Even with the latest ventilation opening adjustment, described in our airflow post, the data from the Concrete Chimney Experiment reveals the airflow is still choked. As you can see in the temperature signal graph below, the thermal mass surface temperature never rises above the interior air temperature as it should in an optimally tuned space. If we then look at the airflow graph below, we see that the updraft, bulk airflow during the night, is nearly double the downdraft, bulk airflow during the day. When the blue line is above zero, the system is in updraft and when below zero it is in downdraft. Both of these graphs allude that the thermal storage cycle and the buoyancy ventilation cycle are out of sync. This is due to a lack of air. Air drives the cycles as it brings warm air into the chimney to be absorbed and offloaded by the thermal mass.

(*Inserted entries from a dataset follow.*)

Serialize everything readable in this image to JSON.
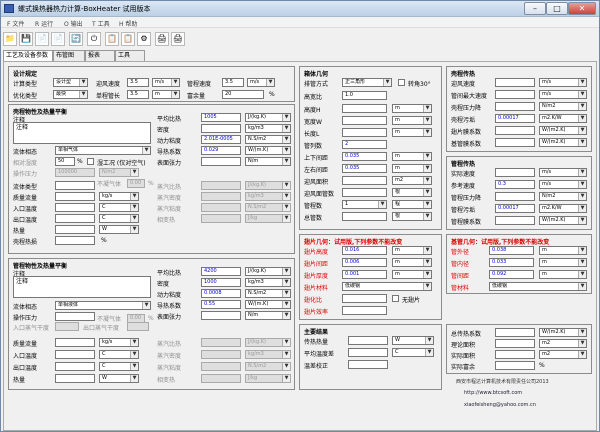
{
  "window": {
    "title": "螺式换热器热力计算-BoxHeater 试用版本",
    "min_label": "–",
    "max_label": "□",
    "close_label": "✕"
  },
  "menus": [
    "F 文件",
    "R 运行",
    "O 输出",
    "T 工具",
    "H 帮助"
  ],
  "toolbar": {
    "icons": [
      "📁",
      "💾",
      "📄",
      "📄",
      "🔄",
      "⏻",
      "📋",
      "📋",
      "⚙",
      "🖨",
      "🖨",
      "📊"
    ]
  },
  "tabs": [
    "工艺及设备参数",
    "布管图",
    "报表",
    "工具"
  ],
  "design": {
    "title": "设计规定",
    "calc_type_label": "计算类型",
    "calc_type": "设计型",
    "flow_speed_label": "迎风速度",
    "flow_speed": "3.5",
    "flow_speed_unit": "m/s",
    "tube_speed_label": "管程速度",
    "tube_speed": "3.5",
    "tube_speed_unit": "m/s",
    "opt_type_label": "优化类型",
    "opt_type": "最快",
    "single_len_label": "单程管长",
    "single_len": "3.5",
    "single_len_unit": "m",
    "margin_label": "富余量",
    "margin": "20",
    "margin_unit": "%"
  },
  "shell": {
    "title": "壳程物性及热量平衡",
    "note_label": "注释",
    "note": "注释",
    "avg_cp_label": "平均比热",
    "avg_cp": "1005",
    "avg_cp_unit": "J/(kg.K)",
    "density_label": "密度",
    "density_unit": "kg/m3",
    "viscosity_label": "动力粘度",
    "viscosity": "2.01E-0005",
    "viscosity_unit": "N.S/m2",
    "conductivity_label": "导热系数",
    "conductivity": "0.029",
    "conductivity_unit": "W/(m.K)",
    "surface_tension_label": "表面张力",
    "surface_tension_unit": "N/m",
    "medium_label": "流体相态",
    "medium": "单相气体",
    "rel_humidity_label": "相对湿度",
    "rel_humidity": "50",
    "rel_humidity_unit": "%",
    "wet_air_label": "湿工况 (仅对空气)",
    "pressure_label": "操作压力",
    "pressure": "100000",
    "pressure_unit": "N/m2",
    "flow_type_label": "流体类型",
    "flow_type_unit": "kg/s",
    "no_vapor_label": "不凝气体",
    "no_vapor_value": "0.00",
    "no_vapor_unit": "%",
    "mass_flow_label": "质量流量",
    "inlet_label": "入口温度",
    "outlet_label": "出口温度",
    "heat_label": "热量",
    "heat_unit": "W",
    "shell_eff_label": "壳程热损",
    "shell_eff_unit": "%",
    "temp_unit": "C",
    "vapor_cp_label": "蒸汽比热",
    "vapor_density_label": "蒸汽密度",
    "vapor_visc_label": "蒸汽粘度",
    "latent_label": "相变热",
    "vapor_cp_unit": "J/(kg.K)",
    "vapor_density_unit": "kg/m3",
    "vapor_visc_unit": "N.S/m2",
    "latent_unit": "J/kg"
  },
  "tube": {
    "title": "管程物性及热量平衡",
    "note_label": "注释",
    "note": "注释",
    "avg_cp_label": "平均比热",
    "avg_cp": "4200",
    "avg_cp_unit": "J/(kg.K)",
    "density_label": "密度",
    "density": "1000",
    "density_unit": "kg/m3",
    "viscosity_label": "动力粘度",
    "viscosity": "0.0008",
    "viscosity_unit": "N.S/m2",
    "conductivity_label": "导热系数",
    "conductivity": "0.55",
    "conductivity_unit": "W/(m.K)",
    "surface_tension_label": "表面张力",
    "surface_tension_unit": "N/m",
    "medium_label": "流体相态",
    "medium": "单相液体",
    "pressure_label": "操作压力",
    "pressure_unit": "N/m2",
    "no_vapor_label": "不凝气体",
    "no_vapor_value": "0.00",
    "no_vapor_unit": "%",
    "inlet_pressure_label": "入口蒸气干度",
    "inlet_pressure_unit": "",
    "outlet_pressure_label": "出口蒸气干度",
    "outlet_pressure_unit": "",
    "mass_flow_label": "质量流量",
    "mass_flow_unit": "kg/s",
    "inlet_label": "入口温度",
    "outlet_label": "出口温度",
    "heat_label": "热量",
    "heat_unit": "W",
    "temp_unit": "C",
    "vapor_cp_label": "蒸汽比热",
    "vapor_density_label": "蒸汽密度",
    "vapor_visc_label": "蒸汽粘度",
    "latent_label": "相变热",
    "vapor_cp_unit": "J/(kg.K)",
    "vapor_density_unit": "kg/m3",
    "vapor_visc_unit": "N.S/m2",
    "latent_unit": "J/kg"
  },
  "geometry": {
    "title": "箱体几何",
    "arrangement_label": "排管方式",
    "arrangement": "正三角形",
    "rotate_label": "转角30°",
    "aspect_label": "高宽比",
    "aspect": "1.0",
    "height_label": "高度H",
    "width_label": "宽度W",
    "length_label": "长度L",
    "tubes_per_row_label": "管列数",
    "tubes_per_row": "2",
    "vert_pitch_label": "上下间距",
    "vert_pitch": "0.035",
    "horiz_pitch_label": "左右间距",
    "horiz_pitch": "0.035",
    "front_area_label": "迎风面积",
    "front_area_unit": "m2",
    "frontal_rows_label": "迎风面管数",
    "frontal_rows_unit": "根",
    "passes_label": "管程数",
    "passes": "1",
    "passes_unit": "程",
    "total_tubes_label": "总管数",
    "total_tubes_unit": "根",
    "len_unit": "m",
    "mm_unit": "m"
  },
  "fin": {
    "title": "翅片几何：试用版,下列参数不能改变",
    "height_label": "翅片高度",
    "height": "0.016",
    "width_label": "翅片间距",
    "width": "0.006",
    "thick_label": "翅片厚度",
    "thick": "0.001",
    "material_label": "翅片材料",
    "material": "低碳钢",
    "ratio_label": "翅化比",
    "eff_label": "翅片效率",
    "no_fin_label": "无翅片",
    "unit": "m"
  },
  "results": {
    "title": "主要结果",
    "heat_label": "传热热量",
    "heat_unit": "W",
    "lmtd_label": "平均温度差",
    "lmtd_unit": "C",
    "temp_check_label": "温差校正"
  },
  "shell_heat": {
    "title": "壳程传热",
    "flow_speed_label": "迎风速度",
    "flow_speed_unit": "m/s",
    "fin_speed_label": "管间最大速度",
    "fin_speed_unit": "m/s",
    "pressure_drop_label": "壳程压力降",
    "pressure_drop_unit": "N/m2",
    "fouling_label": "壳程污垢",
    "fouling": "0.00017",
    "fouling_unit": "m2.K/W",
    "film_label": "翅片膜系数",
    "film_unit": "W/(m2.K)",
    "base_label": "基管膜系数",
    "base_unit": "W/(m2.K)"
  },
  "tube_heat": {
    "title": "管程传热",
    "actual_speed_label": "实际速度",
    "actual_speed_unit": "m/s",
    "ref_speed_label": "参考速度",
    "ref_speed": "0.3",
    "ref_speed_unit": "m/s",
    "pressure_drop_label": "管程压力降",
    "pressure_drop_unit": "N/m2",
    "fouling_label": "管程污垢",
    "fouling": "0.00017",
    "fouling_unit": "m2.K/W",
    "film_label": "管程膜系数",
    "film_unit": "W/(m2.K)"
  },
  "tube_geom": {
    "title": "基管几何：试用版,下列参数不能改变",
    "od_label": "管外径",
    "od": "0.038",
    "id_label": "管内径",
    "id": "0.033",
    "pitch_label": "管间距",
    "pitch": "0.092",
    "material_label": "管材料",
    "material": "低碳钢",
    "unit": "m"
  },
  "summary": {
    "total_label": "总传热系数",
    "total_unit": "W/(m2.K)",
    "theory_area_label": "理论面积",
    "theory_area_unit": "m2",
    "actual_area_label": "实际面积",
    "actual_area_unit": "m2",
    "actual_margin_label": "实际富余",
    "actual_margin_unit": "%"
  },
  "footer": {
    "company": "西安市程达计算机技术有限责任公司2013",
    "site": "http://www.btcsoft.com",
    "email": "xiaofeisheng@yahoo.com.cn"
  }
}
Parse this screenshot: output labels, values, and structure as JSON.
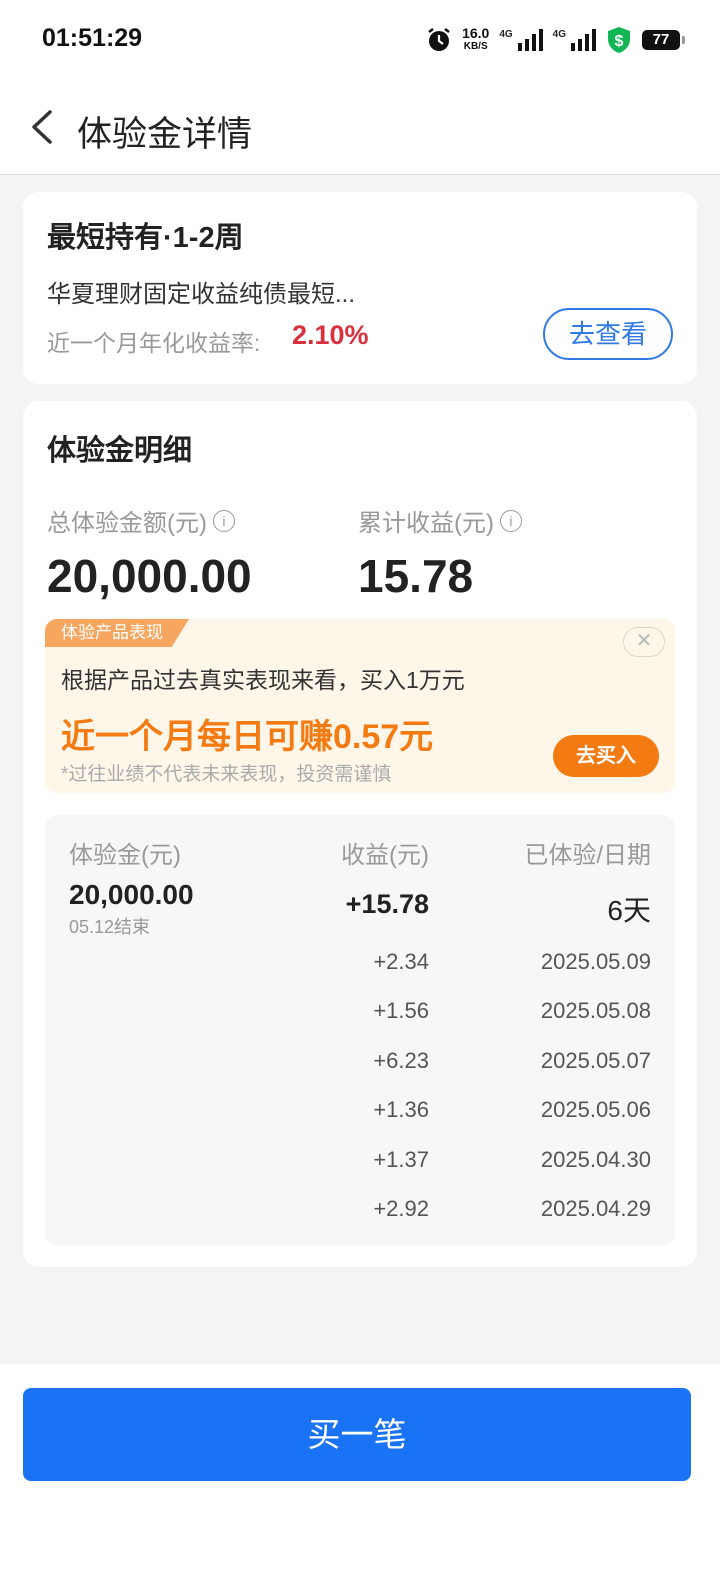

The team examined their previous math for calculating the total area for the ventilation opening. They’ll spare you the gory details, but the predicted bulk air flow rate they were using to calculate the size was too small resulting in a ventilation opening that was too small. Thanks to the airflow sensors they no longer needed to use a predicted air flow rate and instead used the actual average airflow rate coming from the Concrete Chimney Experiment. After this recalculation the ventilation opening nearly doubled from 3/4” to 1 1/8”. The team then let the chimney do her thing for a week.
The data is in and it is as hot as the Alabama asphalt. The team, along with their colleagues were correct in their assumption that the flow was being choked AND the new ventilation opening size is allowing the chimney to operate optimally! In the temperature signal graphs, the thermal mass surface temperature and the interior air temperature properly oscillate. Therefore, the thermal mass is absorbing the heat properly allowing it to be warmer than the interior air at times.
As you can see from the airflow graphs, the bulk airflow of the updraft and the down draft has equalized and is becoming more symmetrical. Both outcomes, in temperature and airflow, reveal there is now a proper amount of air moving through the chimney. The downdraft is still a bit more turbulent than the updraft however and the team wondered if this was due to the concrete pad underneath the chimney releasing heat it absorbed throughout the day. To combat this heat, the team jacked up their Concrete Chimney Experiment… literally!
To raise the chimney, in order to give it some more height via cinder blocks, the Thermal Mass and Buoyancy Ventilation Research Project used car jacks. The team will see if this helps with the heat interference and its possible effects on the air flow.
As you can see Wolfie is still in town on his summer vacation! He and Copper like to observe the team work. To insure their safety as the chimney was being raised they watched from inside the car. They really love the car. For more science, design, and cute pets, stay tuned!